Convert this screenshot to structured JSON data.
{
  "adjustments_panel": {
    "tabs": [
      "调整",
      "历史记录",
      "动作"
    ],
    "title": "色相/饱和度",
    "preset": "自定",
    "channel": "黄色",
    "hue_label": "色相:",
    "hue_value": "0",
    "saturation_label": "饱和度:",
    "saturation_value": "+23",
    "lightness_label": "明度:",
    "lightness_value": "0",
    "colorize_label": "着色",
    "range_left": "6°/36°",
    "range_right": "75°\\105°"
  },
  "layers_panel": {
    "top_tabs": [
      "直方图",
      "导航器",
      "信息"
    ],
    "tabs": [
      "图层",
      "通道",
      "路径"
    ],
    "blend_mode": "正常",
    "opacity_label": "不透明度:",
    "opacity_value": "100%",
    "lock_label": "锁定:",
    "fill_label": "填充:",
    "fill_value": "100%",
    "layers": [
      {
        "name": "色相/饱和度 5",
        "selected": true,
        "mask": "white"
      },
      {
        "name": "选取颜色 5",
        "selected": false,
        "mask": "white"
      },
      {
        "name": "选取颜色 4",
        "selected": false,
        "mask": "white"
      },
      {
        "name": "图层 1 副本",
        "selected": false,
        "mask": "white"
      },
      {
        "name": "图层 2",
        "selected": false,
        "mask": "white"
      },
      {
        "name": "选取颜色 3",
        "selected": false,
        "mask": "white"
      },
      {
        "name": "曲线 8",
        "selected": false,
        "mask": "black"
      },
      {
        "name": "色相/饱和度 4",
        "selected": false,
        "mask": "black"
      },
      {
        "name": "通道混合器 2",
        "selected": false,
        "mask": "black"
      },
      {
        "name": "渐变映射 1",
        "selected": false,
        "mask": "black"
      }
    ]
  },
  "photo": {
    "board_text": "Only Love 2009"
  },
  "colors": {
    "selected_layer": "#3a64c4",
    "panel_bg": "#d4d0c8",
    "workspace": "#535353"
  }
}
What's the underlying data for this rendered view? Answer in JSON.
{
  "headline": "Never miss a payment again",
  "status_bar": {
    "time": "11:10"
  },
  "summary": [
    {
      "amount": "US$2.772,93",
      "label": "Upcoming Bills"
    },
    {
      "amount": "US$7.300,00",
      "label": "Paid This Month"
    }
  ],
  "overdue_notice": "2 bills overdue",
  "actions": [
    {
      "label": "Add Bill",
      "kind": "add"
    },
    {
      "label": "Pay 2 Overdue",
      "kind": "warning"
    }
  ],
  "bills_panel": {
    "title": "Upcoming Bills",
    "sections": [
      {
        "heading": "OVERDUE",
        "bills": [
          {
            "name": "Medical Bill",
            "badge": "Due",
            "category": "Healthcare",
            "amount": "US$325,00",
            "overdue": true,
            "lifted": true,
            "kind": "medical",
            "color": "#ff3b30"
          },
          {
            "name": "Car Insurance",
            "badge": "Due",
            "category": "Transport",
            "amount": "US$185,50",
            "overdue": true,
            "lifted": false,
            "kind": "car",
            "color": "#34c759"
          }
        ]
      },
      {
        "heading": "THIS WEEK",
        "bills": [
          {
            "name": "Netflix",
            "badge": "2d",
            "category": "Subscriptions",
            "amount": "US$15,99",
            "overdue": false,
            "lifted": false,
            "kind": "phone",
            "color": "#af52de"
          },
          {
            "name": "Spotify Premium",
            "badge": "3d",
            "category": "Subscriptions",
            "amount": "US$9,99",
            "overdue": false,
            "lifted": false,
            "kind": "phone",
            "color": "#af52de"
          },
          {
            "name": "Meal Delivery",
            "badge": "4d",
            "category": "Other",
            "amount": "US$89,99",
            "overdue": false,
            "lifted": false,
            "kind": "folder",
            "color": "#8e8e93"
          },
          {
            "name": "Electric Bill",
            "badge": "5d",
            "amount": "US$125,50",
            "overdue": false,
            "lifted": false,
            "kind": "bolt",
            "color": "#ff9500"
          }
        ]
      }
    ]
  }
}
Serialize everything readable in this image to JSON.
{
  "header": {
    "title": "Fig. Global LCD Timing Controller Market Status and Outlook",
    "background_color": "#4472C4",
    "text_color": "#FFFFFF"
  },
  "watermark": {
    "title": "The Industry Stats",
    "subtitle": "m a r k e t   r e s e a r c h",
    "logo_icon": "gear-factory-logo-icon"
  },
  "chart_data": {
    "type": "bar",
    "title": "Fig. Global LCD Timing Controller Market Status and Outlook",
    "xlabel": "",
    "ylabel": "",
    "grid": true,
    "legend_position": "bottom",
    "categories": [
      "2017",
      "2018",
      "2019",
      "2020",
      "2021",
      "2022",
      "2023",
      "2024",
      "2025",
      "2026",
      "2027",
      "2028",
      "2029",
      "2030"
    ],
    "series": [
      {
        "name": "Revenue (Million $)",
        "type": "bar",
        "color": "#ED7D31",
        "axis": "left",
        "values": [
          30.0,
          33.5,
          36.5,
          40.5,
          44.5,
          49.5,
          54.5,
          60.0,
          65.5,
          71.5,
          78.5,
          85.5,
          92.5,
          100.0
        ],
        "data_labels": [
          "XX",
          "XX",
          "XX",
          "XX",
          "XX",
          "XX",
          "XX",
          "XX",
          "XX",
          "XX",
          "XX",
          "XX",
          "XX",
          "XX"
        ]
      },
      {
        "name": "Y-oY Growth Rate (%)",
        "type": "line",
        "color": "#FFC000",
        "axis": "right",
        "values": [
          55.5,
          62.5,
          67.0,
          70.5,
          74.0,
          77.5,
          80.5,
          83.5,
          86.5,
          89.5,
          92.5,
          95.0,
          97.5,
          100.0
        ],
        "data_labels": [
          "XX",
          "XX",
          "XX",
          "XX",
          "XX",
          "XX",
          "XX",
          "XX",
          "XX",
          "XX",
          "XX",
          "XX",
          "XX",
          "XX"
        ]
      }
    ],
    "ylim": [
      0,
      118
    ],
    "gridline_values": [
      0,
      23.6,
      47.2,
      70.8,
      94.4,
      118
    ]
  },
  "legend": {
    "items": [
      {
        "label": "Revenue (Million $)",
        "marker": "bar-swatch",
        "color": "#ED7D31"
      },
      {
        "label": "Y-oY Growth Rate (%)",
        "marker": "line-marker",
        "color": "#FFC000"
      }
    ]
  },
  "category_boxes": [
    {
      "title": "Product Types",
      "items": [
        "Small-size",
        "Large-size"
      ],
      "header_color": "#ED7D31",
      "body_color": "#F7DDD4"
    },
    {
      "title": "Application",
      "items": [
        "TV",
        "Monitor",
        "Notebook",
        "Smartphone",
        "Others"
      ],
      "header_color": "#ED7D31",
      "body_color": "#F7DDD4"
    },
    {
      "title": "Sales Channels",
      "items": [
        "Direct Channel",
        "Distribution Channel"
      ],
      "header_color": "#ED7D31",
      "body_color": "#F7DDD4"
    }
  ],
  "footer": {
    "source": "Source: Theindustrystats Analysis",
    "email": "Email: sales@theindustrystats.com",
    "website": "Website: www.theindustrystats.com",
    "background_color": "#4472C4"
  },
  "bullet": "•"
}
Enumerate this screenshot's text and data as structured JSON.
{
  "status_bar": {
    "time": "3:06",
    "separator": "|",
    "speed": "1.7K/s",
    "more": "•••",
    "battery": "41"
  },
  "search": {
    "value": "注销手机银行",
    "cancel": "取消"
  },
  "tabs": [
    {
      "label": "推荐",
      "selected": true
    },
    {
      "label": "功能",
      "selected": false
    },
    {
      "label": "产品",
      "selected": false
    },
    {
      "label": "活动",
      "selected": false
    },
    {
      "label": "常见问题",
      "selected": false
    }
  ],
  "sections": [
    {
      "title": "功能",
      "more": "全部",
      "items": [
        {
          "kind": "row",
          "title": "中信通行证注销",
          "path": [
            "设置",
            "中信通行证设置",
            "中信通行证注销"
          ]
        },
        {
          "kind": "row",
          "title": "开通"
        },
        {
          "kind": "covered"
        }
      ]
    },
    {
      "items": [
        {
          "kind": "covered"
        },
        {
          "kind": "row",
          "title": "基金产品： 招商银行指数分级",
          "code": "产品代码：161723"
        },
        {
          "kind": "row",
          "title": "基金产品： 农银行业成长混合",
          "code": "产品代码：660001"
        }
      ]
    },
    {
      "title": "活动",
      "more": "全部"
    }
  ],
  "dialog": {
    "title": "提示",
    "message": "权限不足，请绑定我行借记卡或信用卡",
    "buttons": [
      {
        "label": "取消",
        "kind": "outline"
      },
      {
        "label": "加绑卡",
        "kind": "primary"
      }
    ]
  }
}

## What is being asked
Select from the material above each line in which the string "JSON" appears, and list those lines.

## Answer for the task
Convert this screenshot to structured JSON data.
What's the underlying data for this rendered view? Answer in JSON.
Serialize everything readable in this image to JSON.
Enumerate this screenshot's text and data as structured JSON.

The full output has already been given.